WHAT YOU SHOULD DO
Wherever a line in the records below contains "value", copy that line.

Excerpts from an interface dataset
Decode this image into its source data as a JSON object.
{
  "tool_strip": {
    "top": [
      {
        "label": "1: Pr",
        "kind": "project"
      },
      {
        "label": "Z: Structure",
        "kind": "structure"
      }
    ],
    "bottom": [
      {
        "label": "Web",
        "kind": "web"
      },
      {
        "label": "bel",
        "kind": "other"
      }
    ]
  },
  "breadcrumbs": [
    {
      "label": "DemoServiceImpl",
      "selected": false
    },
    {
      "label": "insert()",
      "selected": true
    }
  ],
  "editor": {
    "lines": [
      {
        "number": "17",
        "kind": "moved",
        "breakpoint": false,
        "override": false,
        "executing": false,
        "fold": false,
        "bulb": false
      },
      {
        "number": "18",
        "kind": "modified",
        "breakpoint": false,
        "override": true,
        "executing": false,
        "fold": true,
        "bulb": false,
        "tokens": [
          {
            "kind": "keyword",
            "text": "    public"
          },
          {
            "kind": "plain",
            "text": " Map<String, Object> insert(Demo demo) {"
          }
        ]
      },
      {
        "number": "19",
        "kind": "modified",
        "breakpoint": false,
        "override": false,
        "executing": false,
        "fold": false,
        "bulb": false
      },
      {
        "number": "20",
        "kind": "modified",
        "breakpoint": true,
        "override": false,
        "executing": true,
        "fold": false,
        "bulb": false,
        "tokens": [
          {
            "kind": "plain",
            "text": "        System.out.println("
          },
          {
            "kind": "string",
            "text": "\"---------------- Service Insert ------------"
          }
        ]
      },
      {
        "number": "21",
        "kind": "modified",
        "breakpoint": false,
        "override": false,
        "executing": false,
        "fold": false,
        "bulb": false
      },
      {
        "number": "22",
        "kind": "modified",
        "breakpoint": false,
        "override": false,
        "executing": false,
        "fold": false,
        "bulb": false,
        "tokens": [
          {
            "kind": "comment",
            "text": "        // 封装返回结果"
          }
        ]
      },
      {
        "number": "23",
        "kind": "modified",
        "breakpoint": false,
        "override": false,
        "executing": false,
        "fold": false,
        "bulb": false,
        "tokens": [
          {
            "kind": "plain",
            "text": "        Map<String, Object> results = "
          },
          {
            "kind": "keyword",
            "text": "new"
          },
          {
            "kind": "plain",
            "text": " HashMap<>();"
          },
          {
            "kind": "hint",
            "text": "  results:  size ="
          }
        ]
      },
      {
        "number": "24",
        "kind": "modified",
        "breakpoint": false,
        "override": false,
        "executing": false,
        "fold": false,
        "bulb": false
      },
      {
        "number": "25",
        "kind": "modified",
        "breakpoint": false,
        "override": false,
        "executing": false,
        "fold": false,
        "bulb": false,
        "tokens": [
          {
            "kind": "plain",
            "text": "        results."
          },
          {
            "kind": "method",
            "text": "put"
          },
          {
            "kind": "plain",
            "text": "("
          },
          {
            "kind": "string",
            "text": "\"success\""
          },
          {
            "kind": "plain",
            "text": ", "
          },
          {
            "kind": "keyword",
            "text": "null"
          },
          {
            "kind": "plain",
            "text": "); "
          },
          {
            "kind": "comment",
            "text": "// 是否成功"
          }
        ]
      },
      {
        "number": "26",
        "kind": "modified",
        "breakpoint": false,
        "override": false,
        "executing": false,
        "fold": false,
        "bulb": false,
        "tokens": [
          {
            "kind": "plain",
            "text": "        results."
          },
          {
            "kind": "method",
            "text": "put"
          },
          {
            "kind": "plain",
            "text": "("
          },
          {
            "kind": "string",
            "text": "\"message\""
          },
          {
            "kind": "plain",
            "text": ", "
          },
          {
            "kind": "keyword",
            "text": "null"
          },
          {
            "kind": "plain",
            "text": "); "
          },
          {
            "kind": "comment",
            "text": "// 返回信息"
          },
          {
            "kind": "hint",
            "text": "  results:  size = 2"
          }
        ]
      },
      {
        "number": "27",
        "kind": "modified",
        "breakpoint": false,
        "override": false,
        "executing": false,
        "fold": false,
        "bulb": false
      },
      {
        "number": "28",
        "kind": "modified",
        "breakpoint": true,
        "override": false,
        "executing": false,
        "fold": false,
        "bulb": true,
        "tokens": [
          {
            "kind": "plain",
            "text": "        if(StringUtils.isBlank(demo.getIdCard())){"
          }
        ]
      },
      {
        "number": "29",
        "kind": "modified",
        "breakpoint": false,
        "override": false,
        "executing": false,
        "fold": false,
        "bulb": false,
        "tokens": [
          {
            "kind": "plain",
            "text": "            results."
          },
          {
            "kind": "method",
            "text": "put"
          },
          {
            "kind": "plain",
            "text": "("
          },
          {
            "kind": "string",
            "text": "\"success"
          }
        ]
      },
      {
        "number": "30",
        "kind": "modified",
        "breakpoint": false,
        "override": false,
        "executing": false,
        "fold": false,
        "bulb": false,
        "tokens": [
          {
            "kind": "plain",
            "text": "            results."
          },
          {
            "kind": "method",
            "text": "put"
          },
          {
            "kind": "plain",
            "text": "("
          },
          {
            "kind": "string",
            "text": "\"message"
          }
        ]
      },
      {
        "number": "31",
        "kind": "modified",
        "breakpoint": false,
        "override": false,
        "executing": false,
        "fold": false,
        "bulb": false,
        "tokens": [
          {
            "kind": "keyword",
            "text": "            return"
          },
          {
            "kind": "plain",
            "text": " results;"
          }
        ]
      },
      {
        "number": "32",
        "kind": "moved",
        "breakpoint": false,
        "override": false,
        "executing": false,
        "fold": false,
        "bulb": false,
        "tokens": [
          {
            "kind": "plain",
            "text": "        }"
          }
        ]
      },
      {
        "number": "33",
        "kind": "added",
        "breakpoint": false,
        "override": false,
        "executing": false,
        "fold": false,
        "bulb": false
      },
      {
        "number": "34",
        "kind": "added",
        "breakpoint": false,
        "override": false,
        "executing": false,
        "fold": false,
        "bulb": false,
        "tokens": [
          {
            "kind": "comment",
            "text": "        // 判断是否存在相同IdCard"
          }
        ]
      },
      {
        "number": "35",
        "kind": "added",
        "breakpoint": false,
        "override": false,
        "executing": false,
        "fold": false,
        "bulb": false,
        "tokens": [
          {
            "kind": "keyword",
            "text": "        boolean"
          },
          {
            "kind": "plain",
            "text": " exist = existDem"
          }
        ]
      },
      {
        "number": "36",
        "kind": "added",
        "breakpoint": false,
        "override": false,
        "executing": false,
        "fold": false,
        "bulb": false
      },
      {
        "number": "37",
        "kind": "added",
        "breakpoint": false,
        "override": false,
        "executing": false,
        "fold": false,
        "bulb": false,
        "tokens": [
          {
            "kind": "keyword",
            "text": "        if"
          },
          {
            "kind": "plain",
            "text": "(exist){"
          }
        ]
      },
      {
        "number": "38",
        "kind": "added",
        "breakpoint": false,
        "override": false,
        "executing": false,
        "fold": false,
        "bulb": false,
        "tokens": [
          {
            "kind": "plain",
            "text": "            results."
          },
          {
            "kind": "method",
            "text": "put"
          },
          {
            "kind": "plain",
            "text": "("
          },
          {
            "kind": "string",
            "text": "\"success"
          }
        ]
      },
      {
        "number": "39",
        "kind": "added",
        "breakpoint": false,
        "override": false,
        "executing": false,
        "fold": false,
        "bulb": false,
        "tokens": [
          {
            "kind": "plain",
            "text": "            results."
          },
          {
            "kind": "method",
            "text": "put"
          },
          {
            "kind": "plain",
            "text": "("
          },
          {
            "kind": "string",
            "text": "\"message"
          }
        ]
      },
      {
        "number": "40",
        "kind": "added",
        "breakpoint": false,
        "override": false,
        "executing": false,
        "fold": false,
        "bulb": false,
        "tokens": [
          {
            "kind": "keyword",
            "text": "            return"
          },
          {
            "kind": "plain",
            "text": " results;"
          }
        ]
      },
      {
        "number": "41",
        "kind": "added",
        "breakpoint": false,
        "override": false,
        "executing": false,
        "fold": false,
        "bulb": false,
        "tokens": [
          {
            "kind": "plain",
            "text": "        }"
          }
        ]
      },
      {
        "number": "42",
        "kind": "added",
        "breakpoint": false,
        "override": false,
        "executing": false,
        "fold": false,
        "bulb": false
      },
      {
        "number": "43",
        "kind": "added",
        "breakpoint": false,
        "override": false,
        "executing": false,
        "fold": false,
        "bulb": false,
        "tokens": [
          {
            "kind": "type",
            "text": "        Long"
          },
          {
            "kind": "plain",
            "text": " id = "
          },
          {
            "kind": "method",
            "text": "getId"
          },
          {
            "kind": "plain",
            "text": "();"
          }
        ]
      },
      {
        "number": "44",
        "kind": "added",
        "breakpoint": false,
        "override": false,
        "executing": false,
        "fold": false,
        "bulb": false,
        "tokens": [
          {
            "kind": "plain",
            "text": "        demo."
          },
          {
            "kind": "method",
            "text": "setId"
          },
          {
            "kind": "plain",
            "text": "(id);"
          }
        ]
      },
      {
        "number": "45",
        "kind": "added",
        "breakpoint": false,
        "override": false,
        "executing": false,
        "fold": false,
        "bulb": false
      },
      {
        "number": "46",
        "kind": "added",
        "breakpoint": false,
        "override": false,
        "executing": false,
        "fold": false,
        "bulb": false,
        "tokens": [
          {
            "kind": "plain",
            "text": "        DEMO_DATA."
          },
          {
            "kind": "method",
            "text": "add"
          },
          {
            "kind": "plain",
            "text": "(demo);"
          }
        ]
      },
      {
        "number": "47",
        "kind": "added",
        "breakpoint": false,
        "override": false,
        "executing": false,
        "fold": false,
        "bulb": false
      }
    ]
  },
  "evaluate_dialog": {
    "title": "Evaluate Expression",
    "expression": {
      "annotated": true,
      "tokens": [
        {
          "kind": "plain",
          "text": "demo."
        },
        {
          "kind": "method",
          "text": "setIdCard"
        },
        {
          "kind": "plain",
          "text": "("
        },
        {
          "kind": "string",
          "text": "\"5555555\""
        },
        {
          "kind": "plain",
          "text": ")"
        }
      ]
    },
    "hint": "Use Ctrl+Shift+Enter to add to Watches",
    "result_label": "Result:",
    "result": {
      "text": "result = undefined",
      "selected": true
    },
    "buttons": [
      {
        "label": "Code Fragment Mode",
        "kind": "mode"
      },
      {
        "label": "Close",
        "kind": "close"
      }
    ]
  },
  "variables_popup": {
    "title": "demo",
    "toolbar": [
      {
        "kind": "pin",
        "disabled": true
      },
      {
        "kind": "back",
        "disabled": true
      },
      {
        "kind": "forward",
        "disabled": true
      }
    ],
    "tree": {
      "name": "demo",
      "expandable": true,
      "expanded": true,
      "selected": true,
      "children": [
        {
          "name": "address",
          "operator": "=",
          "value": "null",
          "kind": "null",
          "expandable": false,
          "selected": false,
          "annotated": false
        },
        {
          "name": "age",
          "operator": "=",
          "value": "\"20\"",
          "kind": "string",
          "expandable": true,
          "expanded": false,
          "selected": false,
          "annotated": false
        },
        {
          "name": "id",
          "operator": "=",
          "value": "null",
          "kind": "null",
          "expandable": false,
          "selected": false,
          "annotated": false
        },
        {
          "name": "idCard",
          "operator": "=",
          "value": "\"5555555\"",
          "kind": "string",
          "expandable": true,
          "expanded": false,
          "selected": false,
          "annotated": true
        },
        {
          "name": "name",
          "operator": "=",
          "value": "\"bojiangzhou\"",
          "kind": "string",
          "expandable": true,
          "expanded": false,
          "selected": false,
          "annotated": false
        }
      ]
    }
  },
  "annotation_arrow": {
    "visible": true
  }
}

SOLUTION TO THIS EXERCISE
          "value": "null",
          "value": "\"20\"",
          "value": "null",
          "value": "\"5555555\"",
          "value": "\"bojiangzhou\"",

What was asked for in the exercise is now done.